Among many other food delights in August, it is also the month where the hazelnuts – or noisettes as the French more poetically call them – ripen and become ready for use.
Many of us – at least from the Scandinavian part of Europe – best know hazelnuts as the dried nuts used to celebrate Christmas or as basis for cakes – also in their dried version. However, the fresher, younger noisettes, which are available these weeks at the markets in Bruxelles, can also be used for many purposes in cooking, In fact Alan Davidson in his Oxford Companion to Food states that in most countries noisettes are traditionally eaten fresh (“green”), either as they are or used in sweet dishes though some places, such as Spain, also used in savoury dishes. Most famously in Spain is the sauce Romesco from Tarragona, based on fresh, roasted hazelnuts originally, possibly combined with almonds.
However, my food delight in August is to make jams and preserves and a favorite is always a jam of plums with fresh hazelnuts. This year I had the possibility to use the small but tasty prunes de Namur, which combined with the fresh hazelnuts create a beautifully nutty taste of the last of the summer. To be enjoyed as autumn and winter gets closer and closer.
As for any jams in general the recipes are simple: plums, sugar, a lemon, possibly a bit of water, and then the chopped, fresh noisettes. Not too many, not too few.
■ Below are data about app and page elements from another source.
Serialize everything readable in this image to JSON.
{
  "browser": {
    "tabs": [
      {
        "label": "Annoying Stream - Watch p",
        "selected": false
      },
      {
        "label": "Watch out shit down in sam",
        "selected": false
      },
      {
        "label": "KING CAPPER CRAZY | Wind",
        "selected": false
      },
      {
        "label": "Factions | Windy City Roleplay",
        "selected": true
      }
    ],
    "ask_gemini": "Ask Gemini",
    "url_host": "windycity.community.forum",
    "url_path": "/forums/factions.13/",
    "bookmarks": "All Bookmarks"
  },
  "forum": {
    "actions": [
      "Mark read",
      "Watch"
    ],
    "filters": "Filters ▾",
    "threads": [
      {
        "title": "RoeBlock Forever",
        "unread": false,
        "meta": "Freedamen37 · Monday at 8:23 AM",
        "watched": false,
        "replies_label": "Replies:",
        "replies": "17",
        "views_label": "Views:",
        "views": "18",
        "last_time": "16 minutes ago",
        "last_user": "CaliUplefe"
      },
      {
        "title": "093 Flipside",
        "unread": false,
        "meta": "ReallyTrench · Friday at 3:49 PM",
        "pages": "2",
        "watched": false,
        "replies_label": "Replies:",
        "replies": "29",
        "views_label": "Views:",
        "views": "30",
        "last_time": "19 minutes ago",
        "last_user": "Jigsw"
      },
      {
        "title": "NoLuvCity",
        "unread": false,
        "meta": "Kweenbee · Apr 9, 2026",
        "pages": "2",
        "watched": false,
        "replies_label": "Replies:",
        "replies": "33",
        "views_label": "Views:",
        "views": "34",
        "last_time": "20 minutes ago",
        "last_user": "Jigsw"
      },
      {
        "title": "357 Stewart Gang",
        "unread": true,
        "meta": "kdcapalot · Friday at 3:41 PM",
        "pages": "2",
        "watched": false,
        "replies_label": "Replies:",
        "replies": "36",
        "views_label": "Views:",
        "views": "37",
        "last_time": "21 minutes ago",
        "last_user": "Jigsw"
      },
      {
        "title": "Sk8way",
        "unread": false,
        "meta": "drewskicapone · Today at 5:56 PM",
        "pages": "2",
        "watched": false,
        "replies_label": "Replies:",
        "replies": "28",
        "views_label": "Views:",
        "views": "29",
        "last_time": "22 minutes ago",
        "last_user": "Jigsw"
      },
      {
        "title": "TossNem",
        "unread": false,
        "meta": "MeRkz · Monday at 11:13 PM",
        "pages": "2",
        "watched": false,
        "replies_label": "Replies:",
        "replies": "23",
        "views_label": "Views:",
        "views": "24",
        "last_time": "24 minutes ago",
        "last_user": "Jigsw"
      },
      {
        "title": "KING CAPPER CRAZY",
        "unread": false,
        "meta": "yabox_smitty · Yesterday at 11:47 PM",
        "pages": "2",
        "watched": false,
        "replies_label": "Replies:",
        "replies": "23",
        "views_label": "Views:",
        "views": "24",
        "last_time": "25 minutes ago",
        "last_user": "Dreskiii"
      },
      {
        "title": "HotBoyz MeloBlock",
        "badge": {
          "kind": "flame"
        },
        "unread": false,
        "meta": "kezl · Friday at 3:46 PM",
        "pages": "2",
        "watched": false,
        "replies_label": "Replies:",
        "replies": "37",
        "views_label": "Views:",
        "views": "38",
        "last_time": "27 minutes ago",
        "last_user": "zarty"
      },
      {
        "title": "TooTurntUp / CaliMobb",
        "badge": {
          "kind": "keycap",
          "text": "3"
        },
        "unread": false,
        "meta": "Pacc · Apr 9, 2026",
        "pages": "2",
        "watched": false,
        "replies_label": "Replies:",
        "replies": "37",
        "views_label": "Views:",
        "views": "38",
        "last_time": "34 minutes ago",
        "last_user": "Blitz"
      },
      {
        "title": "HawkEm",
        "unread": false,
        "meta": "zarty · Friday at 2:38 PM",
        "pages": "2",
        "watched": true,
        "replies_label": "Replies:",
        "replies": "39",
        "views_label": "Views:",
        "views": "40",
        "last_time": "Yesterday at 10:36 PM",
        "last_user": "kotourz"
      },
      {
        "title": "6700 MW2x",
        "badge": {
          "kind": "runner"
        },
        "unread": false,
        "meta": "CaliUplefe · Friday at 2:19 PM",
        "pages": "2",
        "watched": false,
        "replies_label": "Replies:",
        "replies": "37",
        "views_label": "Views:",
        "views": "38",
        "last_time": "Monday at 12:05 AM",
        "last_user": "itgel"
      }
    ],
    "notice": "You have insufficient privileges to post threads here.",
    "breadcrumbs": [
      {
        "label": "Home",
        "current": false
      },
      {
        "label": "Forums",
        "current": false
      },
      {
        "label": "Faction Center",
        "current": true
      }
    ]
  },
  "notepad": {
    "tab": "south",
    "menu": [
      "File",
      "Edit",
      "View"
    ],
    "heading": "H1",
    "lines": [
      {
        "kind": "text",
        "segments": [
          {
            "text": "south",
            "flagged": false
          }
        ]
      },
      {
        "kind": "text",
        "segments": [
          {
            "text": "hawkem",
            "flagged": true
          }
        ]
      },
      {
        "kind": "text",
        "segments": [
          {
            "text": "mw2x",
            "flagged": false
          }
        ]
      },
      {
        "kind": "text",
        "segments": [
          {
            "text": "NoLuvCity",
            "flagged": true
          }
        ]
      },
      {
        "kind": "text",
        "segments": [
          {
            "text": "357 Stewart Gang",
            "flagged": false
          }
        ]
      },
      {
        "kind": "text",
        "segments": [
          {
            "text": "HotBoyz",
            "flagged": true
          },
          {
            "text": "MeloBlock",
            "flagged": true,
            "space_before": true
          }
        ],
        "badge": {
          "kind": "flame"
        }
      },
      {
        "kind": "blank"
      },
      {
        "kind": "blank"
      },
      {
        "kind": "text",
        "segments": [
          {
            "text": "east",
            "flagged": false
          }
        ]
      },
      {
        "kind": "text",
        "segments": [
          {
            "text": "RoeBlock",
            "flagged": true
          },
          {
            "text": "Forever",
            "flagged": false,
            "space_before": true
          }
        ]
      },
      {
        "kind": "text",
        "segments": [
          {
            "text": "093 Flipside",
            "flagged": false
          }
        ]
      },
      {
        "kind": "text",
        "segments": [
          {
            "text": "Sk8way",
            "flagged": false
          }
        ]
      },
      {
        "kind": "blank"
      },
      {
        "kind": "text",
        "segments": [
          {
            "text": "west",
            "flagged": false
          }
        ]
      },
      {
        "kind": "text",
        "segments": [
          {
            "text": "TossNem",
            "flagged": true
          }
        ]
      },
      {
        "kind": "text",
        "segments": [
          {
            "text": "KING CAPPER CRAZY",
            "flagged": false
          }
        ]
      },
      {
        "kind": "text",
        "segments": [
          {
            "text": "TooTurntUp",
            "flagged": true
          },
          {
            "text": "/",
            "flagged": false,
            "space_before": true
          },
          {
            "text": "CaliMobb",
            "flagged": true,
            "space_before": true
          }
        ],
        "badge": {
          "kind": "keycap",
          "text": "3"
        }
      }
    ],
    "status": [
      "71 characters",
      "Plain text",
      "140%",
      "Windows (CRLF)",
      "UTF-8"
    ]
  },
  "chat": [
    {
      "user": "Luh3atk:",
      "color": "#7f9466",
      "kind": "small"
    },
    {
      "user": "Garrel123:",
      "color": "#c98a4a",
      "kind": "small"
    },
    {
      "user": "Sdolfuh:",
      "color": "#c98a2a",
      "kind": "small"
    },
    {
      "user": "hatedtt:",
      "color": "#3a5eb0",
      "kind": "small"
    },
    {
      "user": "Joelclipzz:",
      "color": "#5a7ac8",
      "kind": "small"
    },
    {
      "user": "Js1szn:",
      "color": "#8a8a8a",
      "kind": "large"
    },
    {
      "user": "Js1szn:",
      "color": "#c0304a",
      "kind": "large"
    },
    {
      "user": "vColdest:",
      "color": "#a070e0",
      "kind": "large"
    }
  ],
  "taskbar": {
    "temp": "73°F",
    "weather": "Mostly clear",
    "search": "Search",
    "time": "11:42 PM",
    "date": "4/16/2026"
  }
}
For two kilos of plums I used 200 g of fresh hazelnuts (in not too small pieces) and 1,8 kg of sugar (the plums were fairly sour though tasty).
At your cauldrons!